# What is needed
What lines in the entries below contain the word "problem"? Copy all of them.

(Website and app data records)
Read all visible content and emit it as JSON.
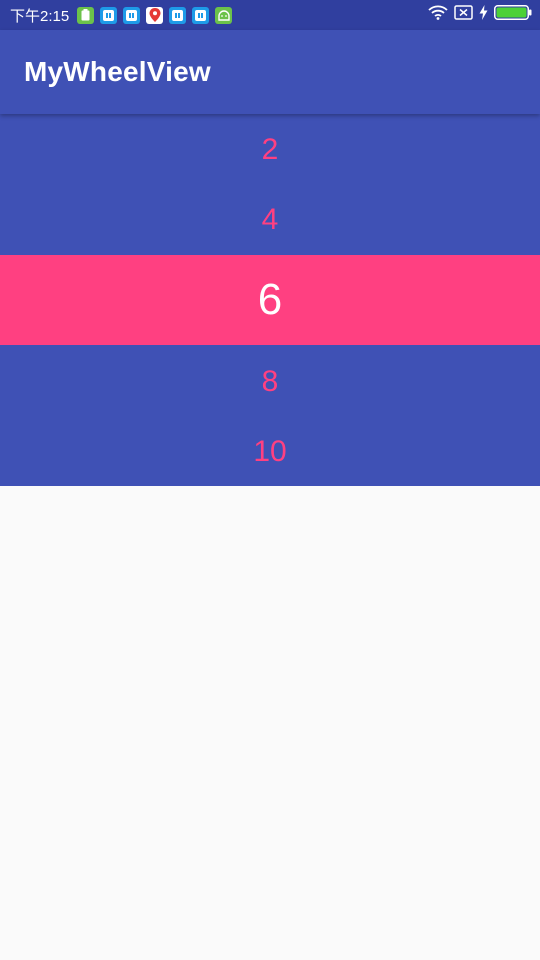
{
  "status_bar": {
    "time": "下午2:15",
    "notification_icons": [
      "battery-app-icon",
      "app-icon",
      "app-icon",
      "maps-icon",
      "app-icon",
      "app-icon",
      "android-icon"
    ],
    "status_icons": [
      "wifi-icon",
      "no-sim-icon",
      "charging-icon",
      "battery-icon"
    ],
    "background_color": "#303F9F"
  },
  "app_bar": {
    "title": "MyWheelView",
    "background_color": "#3F51B5"
  },
  "wheel": {
    "items": [
      "2",
      "4",
      "6",
      "8",
      "10"
    ],
    "selected_value": "6",
    "background_color": "#3F51B5",
    "accent_color": "#FF4081",
    "selected_text_color": "#FFFFFF"
  }
}
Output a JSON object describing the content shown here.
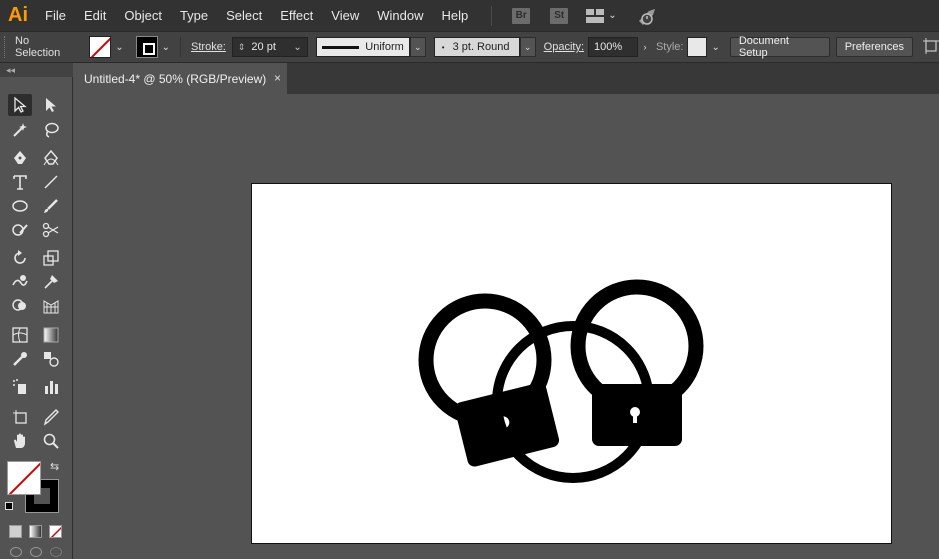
{
  "app": {
    "logo": "Ai"
  },
  "menu": [
    "File",
    "Edit",
    "Object",
    "Type",
    "Select",
    "Effect",
    "View",
    "Window",
    "Help"
  ],
  "app_badges": [
    "Br",
    "St"
  ],
  "control": {
    "selection_label": "No Selection",
    "stroke_label": "Stroke:",
    "stroke_value": "20 pt",
    "profile_value": "Uniform",
    "brush_value": "3 pt. Round",
    "opacity_label": "Opacity:",
    "opacity_value": "100%",
    "style_label": "Style:",
    "document_setup": "Document Setup",
    "preferences": "Preferences"
  },
  "tools_collapse": "◂◂",
  "document_tab": {
    "title": "Untitled-4* @ 50% (RGB/Preview)",
    "close": "×"
  },
  "colors": {
    "ui_dark": "#323232",
    "ui_mid": "#535353",
    "panel": "#424242",
    "accent": "#ff9a00",
    "artboard": "#ffffff",
    "artwork": "#000000",
    "none_swatch": "#d60000"
  },
  "tools": [
    "selection-tool",
    "direct-selection-tool",
    "magic-wand-tool",
    "lasso-tool",
    "pen-tool",
    "curvature-tool",
    "type-tool",
    "line-segment-tool",
    "ellipse-tool",
    "paintbrush-tool",
    "shaper-tool",
    "scissors-tool",
    "rotate-tool",
    "scale-tool",
    "warp-tool",
    "free-transform-tool",
    "shape-builder-tool",
    "perspective-grid-tool",
    "mesh-tool",
    "gradient-tool",
    "eyedropper-tool",
    "blend-tool",
    "symbol-sprayer-tool",
    "column-graph-tool",
    "artboard-tool",
    "slice-tool",
    "hand-tool",
    "zoom-tool"
  ]
}
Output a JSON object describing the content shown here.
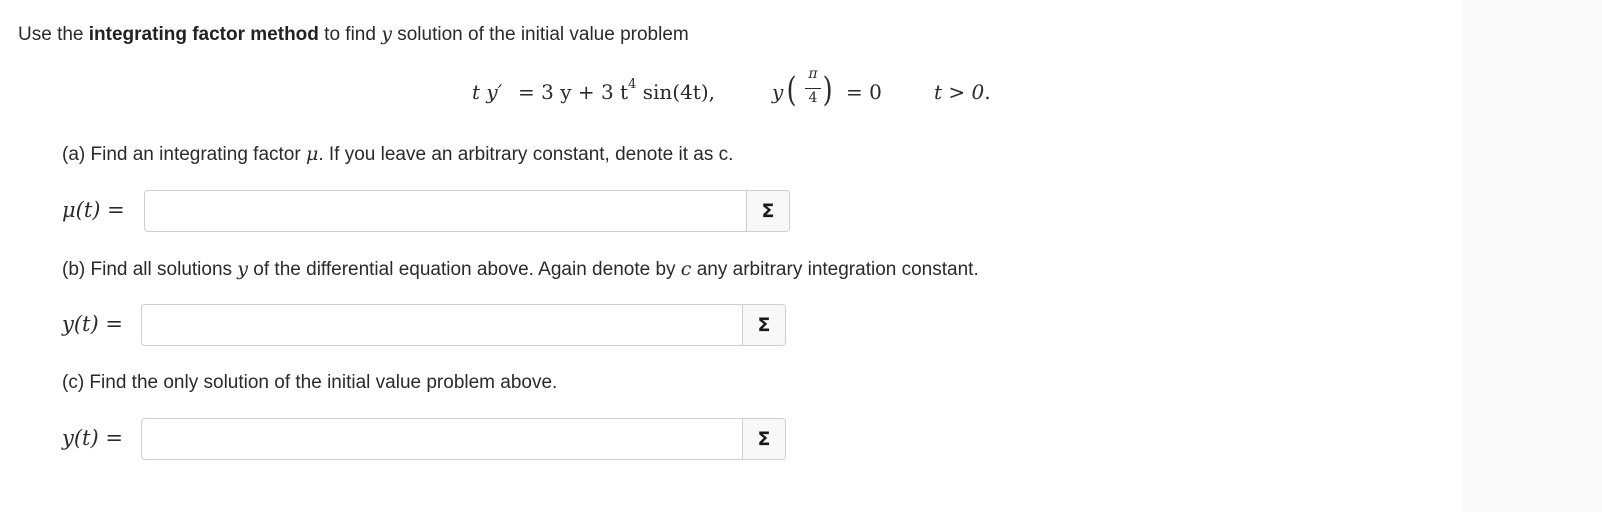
{
  "intro": {
    "prefix": "Use the ",
    "method": "integrating factor method",
    "middle": " to find ",
    "var": "y",
    "suffix": " solution of the initial value problem"
  },
  "equation": {
    "ode_lhs": "t y′",
    "ode_rhs": "= 3 y + 3 t",
    "exp": "4",
    "ode_tail": " sin(4t),",
    "ic_y": "y",
    "ic_num": "π",
    "ic_den": "4",
    "ic_rhs": "= 0",
    "domain": "t > 0."
  },
  "parts": {
    "a": {
      "prefix": "(a) Find an integrating factor ",
      "mu": "μ",
      "suffix": ". If you leave an arbitrary constant, denote it as ",
      "c": "c",
      "end": ".",
      "field_label": "μ(t) =",
      "input_value": "",
      "button_label": "Σ"
    },
    "b": {
      "prefix": "(b) Find all solutions ",
      "y": "y",
      "middle": " of the differential equation above. Again denote by ",
      "c": "c",
      "suffix": " any arbitrary integration constant.",
      "field_label": "y(t) =",
      "input_value": "",
      "button_label": "Σ"
    },
    "c": {
      "text": "(c) Find the only solution of the initial value problem above.",
      "field_label": "y(t) =",
      "input_value": "",
      "button_label": "Σ"
    }
  }
}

# Solution below
    "suffix": " solution of the initial value problem"
      "text": "(c) Find the only solution of the initial value problem above.",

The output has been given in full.